My other boy, Bogey, is like a big brother to me. When times are toughest, his face is often the first I see. I trust him so much that I asked him to be my daughter’s godfather. I won’t go too deep, but he’s made sacrifices many men would never even think of making for his daughters. His wife divorced him, too — TWICE! To this day, he goes hard for his girls.

These brothers’ wives didn’t leave because their men wouldn’t work, beat them or cheated. They were absolutely committed. The women just got “tired” or weren’t “in love” (their words, not mine) — even though both were adamant about getting married on the front end.

Through heartache, trauma and the financial ruin of rapacious divorces, my boys stay strong and committed to their children. Neither they nor I do it because of examples we grew up with. The B.O.P. didn’t meet his father until he was 18 — and then took care of him as he died of pancreatic cancer. Bogey met his dad at 28. I never laid eyes on mine until I was 34. Bad fathers all. But that doesn’t mean the majority of us are that way.

So, Happy Birthday, Jordan! Your daddy loves you and, come hell or high water, will ALWAYS be there!

Remember, until next time — you know the rest.

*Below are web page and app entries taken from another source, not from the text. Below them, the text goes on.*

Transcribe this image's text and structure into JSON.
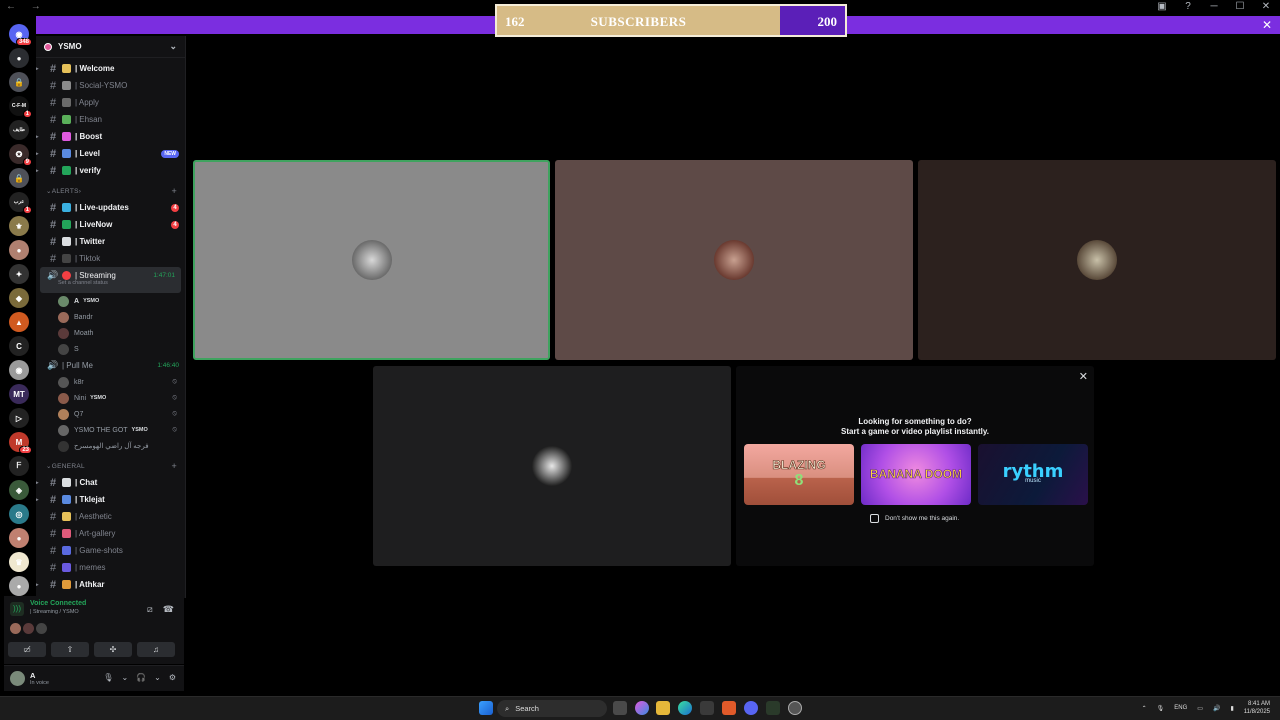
{
  "subscribers": {
    "current": "162",
    "label": "SUBSCRIBERS",
    "goal": "200"
  },
  "banner": {
    "close": "✕"
  },
  "titlebar": {
    "nav": "← →",
    "controls": [
      "▣",
      "?",
      "─",
      "☐",
      "✕"
    ]
  },
  "rail": {
    "servers": [
      {
        "icon": "discord-home-icon",
        "badge": "348",
        "color": "#5865f2",
        "text": "◉"
      },
      {
        "icon": "chat-bubble-icon",
        "color": "#2b2d31",
        "text": "●"
      },
      {
        "icon": "lock-server-icon",
        "color": "#4e5058",
        "text": "🔒"
      },
      {
        "text": "C-F-M",
        "color": "#111",
        "badge": "1"
      },
      {
        "text": "ﻃﺎﻳﻒ",
        "color": "#222"
      },
      {
        "text": "✪",
        "color": "#3a2a2a",
        "badge": "9"
      },
      {
        "icon": "lock-server-icon",
        "color": "#4e5058",
        "text": "🔒"
      },
      {
        "text": "ﻋﺮﺏ",
        "color": "#222",
        "badge": "1"
      },
      {
        "text": "⚜",
        "color": "#8a7a4a"
      },
      {
        "text": "●",
        "color": "#b08070"
      },
      {
        "text": "✦",
        "color": "#333"
      },
      {
        "text": "◆",
        "color": "#7a6a3a"
      },
      {
        "text": "▲",
        "color": "#d05a20"
      },
      {
        "text": "C",
        "color": "#222"
      },
      {
        "text": "◉",
        "color": "#9a9a9a"
      },
      {
        "text": "MT",
        "color": "#3a2a5a"
      },
      {
        "text": "▷",
        "color": "#222"
      },
      {
        "text": "M",
        "color": "#c0392b",
        "badge": "23"
      },
      {
        "text": "ᖴ",
        "color": "#222"
      },
      {
        "text": "◈",
        "color": "#3a5a3a"
      },
      {
        "text": "◎",
        "color": "#2a7a8a"
      },
      {
        "text": "●",
        "color": "#c08070"
      },
      {
        "text": "♛",
        "color": "#f0e8d0"
      },
      {
        "text": "●",
        "color": "#aaa"
      }
    ]
  },
  "sidebar": {
    "server_name": "YSMO",
    "channels_top": [
      {
        "name": "| Welcome",
        "bold": true,
        "emo": "#e6c15a",
        "arrow": true
      },
      {
        "name": "| Social-YSMO",
        "bold": false,
        "emo": "#8a8a8a"
      },
      {
        "name": "| Apply",
        "bold": false,
        "emo": "#6a6a6a"
      },
      {
        "name": "| Ehsan",
        "bold": false,
        "emo": "#5ab05a"
      },
      {
        "name": "| Boost",
        "bold": true,
        "emo": "#e05adf",
        "arrow": true
      },
      {
        "name": "| Level",
        "bold": true,
        "emo": "#5a8ae0",
        "arrow": true,
        "new": "NEW"
      },
      {
        "name": "| verify",
        "bold": true,
        "emo": "#23a55a",
        "arrow": true
      }
    ],
    "alerts_label": "ALERTS",
    "alerts": [
      {
        "name": "| Live-updates",
        "bold": true,
        "emo": "#3ab0e0",
        "badge": "4"
      },
      {
        "name": "| LiveNow",
        "bold": true,
        "emo": "#23a55a",
        "badge": "4"
      },
      {
        "name": "| Twitter",
        "bold": true,
        "emo": "#dbdee1"
      },
      {
        "name": "| Tiktok",
        "bold": false,
        "emo": "#444"
      }
    ],
    "streaming": {
      "name": "| Streaming",
      "timer": "1:47:01",
      "status": "Set a channel status"
    },
    "streaming_members": [
      {
        "name": "A",
        "tag": "YSMO",
        "me": true,
        "av": "#6a8a6a"
      },
      {
        "name": "Bandr",
        "av": "#9a6a5a"
      },
      {
        "name": "Moath",
        "av": "#5a3a3a"
      },
      {
        "name": "S",
        "av": "#444"
      }
    ],
    "pullme": {
      "name": "| Pull Me",
      "timer": "1:46:40"
    },
    "pullme_members": [
      {
        "name": "k8r",
        "av": "#555"
      },
      {
        "name": "Nini",
        "tag": "YSMO",
        "av": "#8a5a4a"
      },
      {
        "name": "Q7",
        "av": "#b0805a"
      },
      {
        "name": "YSMO THE GOT",
        "tag": "YSMO",
        "av": "#666"
      },
      {
        "name": "ﻓﺮﺟﻪ ﺁﻝ ﺭﺍﺿﻲ ﺍﻟﻬﻮﻣﺴﺮﺡ",
        "av": "#333"
      }
    ],
    "general_label": "GENERAL",
    "general": [
      {
        "name": "| Chat",
        "bold": true,
        "emo": "#dbdee1",
        "arrow": true
      },
      {
        "name": "| Tklejat",
        "bold": true,
        "emo": "#5a8ae0",
        "arrow": true
      },
      {
        "name": "| Aesthetic",
        "bold": false,
        "emo": "#e6c15a"
      },
      {
        "name": "| Art-gallery",
        "bold": false,
        "emo": "#e05a7a"
      },
      {
        "name": "| Game-shots",
        "bold": false,
        "emo": "#5a6ae0"
      },
      {
        "name": "| memes",
        "bold": false,
        "emo": "#6a5ae0"
      },
      {
        "name": "| Athkar",
        "bold": true,
        "emo": "#e09a3a",
        "arrow": true
      }
    ]
  },
  "voice": {
    "connected": "Voice Connected",
    "location": "| Streaming / YSMO"
  },
  "user": {
    "name": "A",
    "status": "In voice"
  },
  "activity": {
    "title_line1": "Looking for something to do?",
    "title_line2": "Start a game or video playlist instantly.",
    "cards": [
      {
        "name": "BLAZING",
        "sub": "8"
      },
      {
        "name": "BANANA DOOM",
        "sub": ""
      },
      {
        "name": "rythm",
        "sub": "music"
      }
    ],
    "dont_show": "Don't show me this again."
  },
  "taskbar": {
    "search": "Search",
    "lang": "ENG",
    "time": "8:41 AM",
    "date": "11/8/2025"
  }
}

Dr. Ricky L. Jones is the author of “What’s Wrong With Obamamania?” His column is published the third week of each month. Visit him at www.rickyljones.com.


Life with out a black man is like a planet unvisited!

By Seasoned4u
Much respect to you, your baby girl and her mother. The life of a black man is complicated. My love for black men has never faulted but I struggled with respecting them for many years. I do wish more brothers could endure the hardships they face like you and your boys. May by it was the togetherness you all share that helped everyone of you survive with dignity. I think a young woman's relationship with her father is the most important because its her first experience with a man. I remember as a young black girl growing up with a single mom and looking for my father to come around. He was in and out of jail and my mother married an older retired vet. That black man was like a knight in shinning armor. He brought so much to our lives. From age 3 till about 11 he could do no wrong. When I started becoming a young woman he became a sexual predator and that changed the way I looked at men until I was about 30 years old. At 30, I was a single mother of 4 girls with different fathers. To much dismay I had become what I swore not to be ....like my moma. There I was realizing I had come across some good men. They worshiped me while I played games because I couldn't accept their love. A single mother at 15 I raised my girls to believe that we didn't need a man. By the time I was 30 I had turned down 6 proposals from good black men to get married. I was scared. There was one who wouldn't let me use him for money or sex. He stood his ground and I was tired of running from good black men. I watched my friends spend most of their lives looking for what I treated like they came by the dozen. Some of my girlfriends became angry with me and went so far as to go after what I looked over. It was my street savy, hustling father that told me about my serious issues with men (not just black men). My bother and some others thought I was a closet lesbian because I used my hurt to fuel my feminism. My husband knew I had been hurt and it was deep. He didn't let me run or push him away. He understood me because he was hurt by black women in his life. My relationship with my husband has been a roller coaster as most relationships are. I have learned so much about my self and I have found a new understanding and respect for black men. It's sad that we have to experience heart breaks. Now I have a son with my husband who will turn a year soon. When I look at him I am so amazed. I am thankful God blessed me with the one of the highest responsibilities...a black man. My son has many sisters between me and his dad. My encounters with men like you and your boys give me hope. I encourage you not to put all black women in the same box. We make mistakes in our relationships true. There are many social constructs that have framed our thinking. We need patience and love. Yes, we have some lead way in areas many black men struggle to achieve but its still a fight for the black woman to survive. Real sisters need real brothers in their lives. Thanks for being what Lil Jordan needs. Peace